Data excerpts>
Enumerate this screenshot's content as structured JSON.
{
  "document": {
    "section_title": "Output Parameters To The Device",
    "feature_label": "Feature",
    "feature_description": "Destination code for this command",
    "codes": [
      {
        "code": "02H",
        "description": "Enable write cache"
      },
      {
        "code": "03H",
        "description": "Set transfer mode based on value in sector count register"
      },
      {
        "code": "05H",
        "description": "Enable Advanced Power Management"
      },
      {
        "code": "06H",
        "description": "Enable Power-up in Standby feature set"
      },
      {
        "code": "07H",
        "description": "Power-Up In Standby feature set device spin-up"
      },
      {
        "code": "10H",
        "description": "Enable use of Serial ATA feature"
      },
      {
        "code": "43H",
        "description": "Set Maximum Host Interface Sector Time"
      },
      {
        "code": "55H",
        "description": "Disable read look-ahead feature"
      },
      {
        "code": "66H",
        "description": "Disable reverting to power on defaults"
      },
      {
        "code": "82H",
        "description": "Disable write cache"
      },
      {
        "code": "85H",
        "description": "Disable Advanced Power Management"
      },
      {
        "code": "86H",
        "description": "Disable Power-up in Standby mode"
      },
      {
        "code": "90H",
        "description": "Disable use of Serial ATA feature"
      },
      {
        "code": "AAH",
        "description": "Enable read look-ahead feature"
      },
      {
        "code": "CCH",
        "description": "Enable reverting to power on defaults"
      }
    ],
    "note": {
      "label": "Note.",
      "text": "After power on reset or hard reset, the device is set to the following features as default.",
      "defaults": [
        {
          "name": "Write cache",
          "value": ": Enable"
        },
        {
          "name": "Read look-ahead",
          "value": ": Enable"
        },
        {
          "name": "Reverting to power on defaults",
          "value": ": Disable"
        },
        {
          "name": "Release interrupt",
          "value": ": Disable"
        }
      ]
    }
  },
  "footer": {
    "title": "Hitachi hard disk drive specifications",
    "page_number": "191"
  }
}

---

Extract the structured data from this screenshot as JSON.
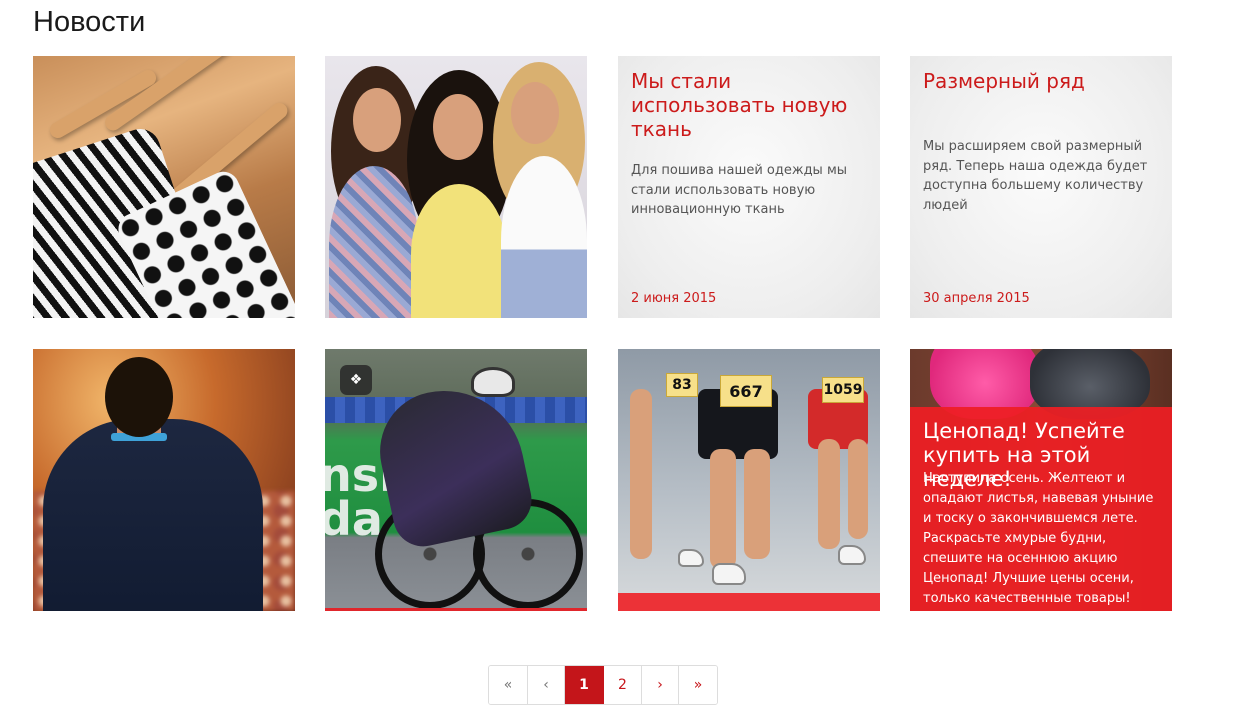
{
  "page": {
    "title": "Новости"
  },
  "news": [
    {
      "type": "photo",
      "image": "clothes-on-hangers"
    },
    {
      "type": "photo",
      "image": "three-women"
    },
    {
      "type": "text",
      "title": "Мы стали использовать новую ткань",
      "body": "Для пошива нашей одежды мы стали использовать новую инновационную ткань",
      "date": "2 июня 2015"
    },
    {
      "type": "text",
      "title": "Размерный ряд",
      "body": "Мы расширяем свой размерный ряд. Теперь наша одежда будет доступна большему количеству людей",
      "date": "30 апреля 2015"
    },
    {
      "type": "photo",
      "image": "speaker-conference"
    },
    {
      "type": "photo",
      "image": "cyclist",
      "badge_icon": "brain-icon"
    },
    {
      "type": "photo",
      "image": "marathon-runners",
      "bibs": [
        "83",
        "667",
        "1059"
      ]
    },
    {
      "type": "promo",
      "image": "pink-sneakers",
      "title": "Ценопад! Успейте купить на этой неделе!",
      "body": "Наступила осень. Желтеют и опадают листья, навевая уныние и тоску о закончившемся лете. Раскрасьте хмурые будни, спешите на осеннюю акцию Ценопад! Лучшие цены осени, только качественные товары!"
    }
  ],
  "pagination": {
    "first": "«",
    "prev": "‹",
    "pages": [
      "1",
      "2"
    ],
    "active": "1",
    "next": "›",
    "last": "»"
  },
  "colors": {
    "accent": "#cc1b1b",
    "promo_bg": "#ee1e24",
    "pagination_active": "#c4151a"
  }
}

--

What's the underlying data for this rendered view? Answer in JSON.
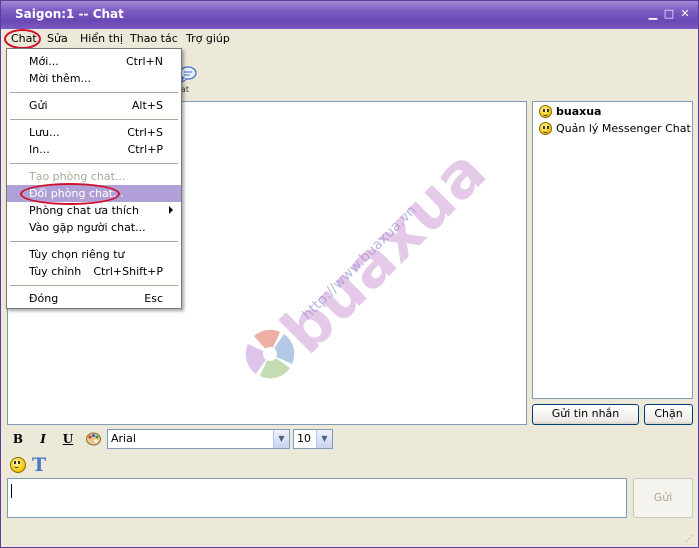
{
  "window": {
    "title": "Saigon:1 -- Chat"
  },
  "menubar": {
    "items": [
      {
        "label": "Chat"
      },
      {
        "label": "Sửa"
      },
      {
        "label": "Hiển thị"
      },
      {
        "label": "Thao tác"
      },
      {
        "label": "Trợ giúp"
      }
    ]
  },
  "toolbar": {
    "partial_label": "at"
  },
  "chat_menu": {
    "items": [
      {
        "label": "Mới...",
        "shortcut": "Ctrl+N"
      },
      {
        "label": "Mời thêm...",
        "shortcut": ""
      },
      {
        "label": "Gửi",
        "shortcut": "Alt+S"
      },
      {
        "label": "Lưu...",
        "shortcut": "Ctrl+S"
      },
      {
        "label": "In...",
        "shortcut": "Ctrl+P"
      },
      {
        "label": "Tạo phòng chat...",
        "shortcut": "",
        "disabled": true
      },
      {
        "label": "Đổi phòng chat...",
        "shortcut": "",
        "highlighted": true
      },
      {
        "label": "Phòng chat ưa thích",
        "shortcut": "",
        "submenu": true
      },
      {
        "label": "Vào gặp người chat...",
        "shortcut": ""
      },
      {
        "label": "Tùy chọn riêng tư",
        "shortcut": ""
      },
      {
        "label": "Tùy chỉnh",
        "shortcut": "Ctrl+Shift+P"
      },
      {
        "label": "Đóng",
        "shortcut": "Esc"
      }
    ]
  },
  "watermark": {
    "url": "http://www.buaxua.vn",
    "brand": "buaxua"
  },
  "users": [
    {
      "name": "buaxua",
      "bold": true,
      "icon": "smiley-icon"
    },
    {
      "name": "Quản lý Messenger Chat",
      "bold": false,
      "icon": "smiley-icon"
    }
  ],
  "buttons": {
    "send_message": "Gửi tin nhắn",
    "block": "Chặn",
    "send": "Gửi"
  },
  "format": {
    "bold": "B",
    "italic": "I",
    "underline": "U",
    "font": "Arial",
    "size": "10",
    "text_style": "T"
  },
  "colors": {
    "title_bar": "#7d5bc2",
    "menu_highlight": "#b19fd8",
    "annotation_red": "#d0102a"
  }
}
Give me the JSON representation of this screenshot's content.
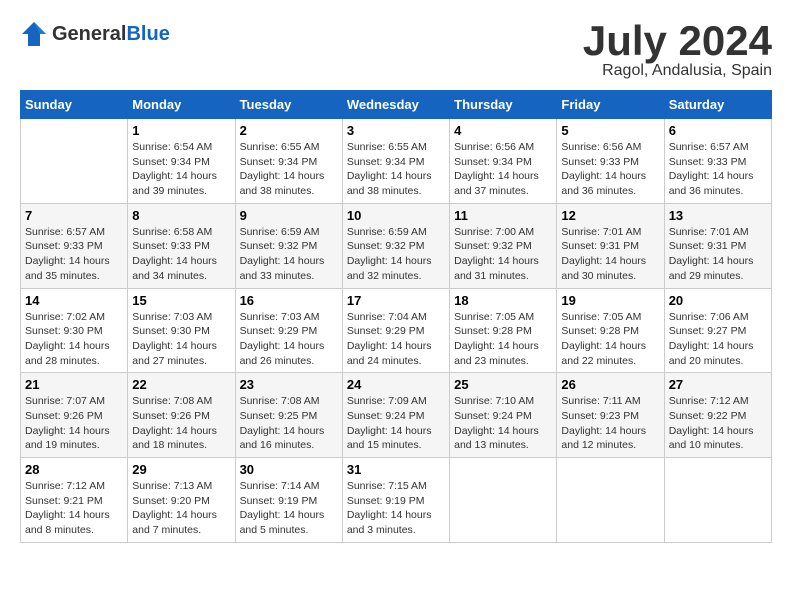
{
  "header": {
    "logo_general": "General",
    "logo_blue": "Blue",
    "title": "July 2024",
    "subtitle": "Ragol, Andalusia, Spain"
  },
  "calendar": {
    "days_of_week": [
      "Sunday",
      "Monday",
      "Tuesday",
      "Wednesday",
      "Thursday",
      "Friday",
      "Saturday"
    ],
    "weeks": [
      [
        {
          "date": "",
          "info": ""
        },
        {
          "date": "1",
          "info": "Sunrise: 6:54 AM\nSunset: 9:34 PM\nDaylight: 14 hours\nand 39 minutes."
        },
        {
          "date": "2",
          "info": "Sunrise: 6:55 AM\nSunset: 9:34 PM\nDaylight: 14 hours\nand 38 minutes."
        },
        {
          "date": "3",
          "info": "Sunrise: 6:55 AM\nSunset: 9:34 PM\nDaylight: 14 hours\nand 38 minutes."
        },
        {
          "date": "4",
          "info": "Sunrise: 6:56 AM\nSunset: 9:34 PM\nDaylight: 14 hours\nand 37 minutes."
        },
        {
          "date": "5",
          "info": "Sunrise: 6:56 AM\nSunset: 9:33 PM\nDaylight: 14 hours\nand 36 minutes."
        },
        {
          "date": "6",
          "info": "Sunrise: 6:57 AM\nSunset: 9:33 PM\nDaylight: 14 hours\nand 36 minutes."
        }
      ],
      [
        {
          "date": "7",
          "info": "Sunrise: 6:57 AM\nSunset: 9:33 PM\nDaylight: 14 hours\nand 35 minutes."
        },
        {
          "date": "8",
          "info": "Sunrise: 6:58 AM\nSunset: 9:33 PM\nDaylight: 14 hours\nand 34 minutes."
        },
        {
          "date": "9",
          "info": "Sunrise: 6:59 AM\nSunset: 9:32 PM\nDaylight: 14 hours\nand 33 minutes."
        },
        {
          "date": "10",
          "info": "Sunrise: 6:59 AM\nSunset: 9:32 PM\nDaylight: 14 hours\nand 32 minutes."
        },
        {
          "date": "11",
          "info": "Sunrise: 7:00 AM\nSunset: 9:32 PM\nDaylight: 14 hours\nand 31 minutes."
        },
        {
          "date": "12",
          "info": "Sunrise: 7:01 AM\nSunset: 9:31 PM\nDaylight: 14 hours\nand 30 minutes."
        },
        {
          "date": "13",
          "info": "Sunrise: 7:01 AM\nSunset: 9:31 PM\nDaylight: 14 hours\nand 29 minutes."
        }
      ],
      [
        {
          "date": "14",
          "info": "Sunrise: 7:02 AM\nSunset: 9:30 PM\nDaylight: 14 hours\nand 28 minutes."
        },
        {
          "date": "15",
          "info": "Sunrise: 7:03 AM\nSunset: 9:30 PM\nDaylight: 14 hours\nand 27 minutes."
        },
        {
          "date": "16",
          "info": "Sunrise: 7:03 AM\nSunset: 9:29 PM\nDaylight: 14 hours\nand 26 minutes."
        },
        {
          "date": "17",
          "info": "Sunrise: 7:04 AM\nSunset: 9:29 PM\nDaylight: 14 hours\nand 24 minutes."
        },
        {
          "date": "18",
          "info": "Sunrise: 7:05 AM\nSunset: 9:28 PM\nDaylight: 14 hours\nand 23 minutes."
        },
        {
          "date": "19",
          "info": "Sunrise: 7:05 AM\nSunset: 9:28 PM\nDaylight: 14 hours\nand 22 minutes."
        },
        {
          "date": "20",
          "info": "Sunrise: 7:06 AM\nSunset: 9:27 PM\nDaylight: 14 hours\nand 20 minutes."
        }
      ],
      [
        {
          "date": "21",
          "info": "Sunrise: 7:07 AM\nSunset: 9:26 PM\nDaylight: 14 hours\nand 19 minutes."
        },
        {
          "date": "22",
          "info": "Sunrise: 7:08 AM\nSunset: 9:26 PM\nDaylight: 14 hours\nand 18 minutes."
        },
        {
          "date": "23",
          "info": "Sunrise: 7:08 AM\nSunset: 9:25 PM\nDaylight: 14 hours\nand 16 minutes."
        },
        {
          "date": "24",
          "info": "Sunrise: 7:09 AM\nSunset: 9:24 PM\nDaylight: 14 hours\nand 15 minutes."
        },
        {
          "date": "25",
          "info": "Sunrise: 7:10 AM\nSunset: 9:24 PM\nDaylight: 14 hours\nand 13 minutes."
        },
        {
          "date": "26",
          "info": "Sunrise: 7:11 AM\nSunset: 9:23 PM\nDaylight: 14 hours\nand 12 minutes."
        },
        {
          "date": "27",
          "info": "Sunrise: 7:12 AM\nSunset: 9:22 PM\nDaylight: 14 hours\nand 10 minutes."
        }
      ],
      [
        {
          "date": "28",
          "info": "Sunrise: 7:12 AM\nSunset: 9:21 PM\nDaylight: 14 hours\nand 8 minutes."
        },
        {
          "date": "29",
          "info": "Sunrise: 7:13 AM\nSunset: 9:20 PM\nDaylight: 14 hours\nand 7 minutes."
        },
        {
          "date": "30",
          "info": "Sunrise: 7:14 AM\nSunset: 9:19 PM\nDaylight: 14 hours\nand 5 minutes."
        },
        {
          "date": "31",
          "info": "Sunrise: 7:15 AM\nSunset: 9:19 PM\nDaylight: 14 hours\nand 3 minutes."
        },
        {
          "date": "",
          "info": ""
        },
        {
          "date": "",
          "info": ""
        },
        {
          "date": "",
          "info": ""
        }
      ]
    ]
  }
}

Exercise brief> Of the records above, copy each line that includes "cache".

Answer for the task>
        "description": "Enable write cache"
        "description": "Disable write cache"
          "name": "Write cache",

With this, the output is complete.